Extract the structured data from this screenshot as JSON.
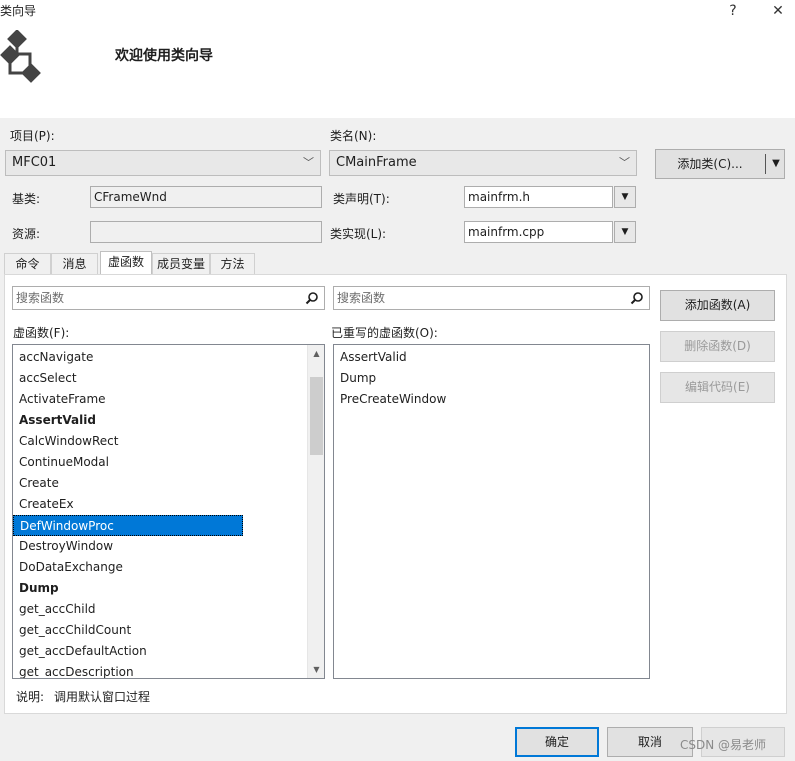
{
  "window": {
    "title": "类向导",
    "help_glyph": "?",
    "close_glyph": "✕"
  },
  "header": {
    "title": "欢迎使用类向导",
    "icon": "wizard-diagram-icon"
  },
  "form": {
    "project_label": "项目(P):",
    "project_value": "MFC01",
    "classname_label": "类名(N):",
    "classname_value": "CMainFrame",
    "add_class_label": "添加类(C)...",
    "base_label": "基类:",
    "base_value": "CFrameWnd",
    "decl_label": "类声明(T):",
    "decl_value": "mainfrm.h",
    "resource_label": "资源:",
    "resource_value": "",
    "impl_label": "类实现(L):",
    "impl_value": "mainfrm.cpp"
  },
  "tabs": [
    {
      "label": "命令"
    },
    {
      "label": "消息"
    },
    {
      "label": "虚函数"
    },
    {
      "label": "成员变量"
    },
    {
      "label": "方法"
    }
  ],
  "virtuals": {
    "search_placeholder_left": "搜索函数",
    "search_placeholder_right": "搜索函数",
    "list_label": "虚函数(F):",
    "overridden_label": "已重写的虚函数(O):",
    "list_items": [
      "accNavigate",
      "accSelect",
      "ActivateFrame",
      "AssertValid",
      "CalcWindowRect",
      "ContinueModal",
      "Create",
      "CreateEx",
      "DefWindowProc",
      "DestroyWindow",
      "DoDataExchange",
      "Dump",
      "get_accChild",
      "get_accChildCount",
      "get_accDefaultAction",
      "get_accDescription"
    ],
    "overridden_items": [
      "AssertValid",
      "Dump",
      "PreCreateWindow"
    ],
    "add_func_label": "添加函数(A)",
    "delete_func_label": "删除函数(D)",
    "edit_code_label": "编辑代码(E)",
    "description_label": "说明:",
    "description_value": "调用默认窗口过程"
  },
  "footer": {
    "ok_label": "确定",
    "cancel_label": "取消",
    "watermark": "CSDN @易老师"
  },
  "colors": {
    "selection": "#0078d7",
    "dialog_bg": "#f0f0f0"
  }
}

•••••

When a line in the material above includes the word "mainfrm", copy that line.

    "decl_value": "mainfrm.h",
    "impl_value": "mainfrm.cpp"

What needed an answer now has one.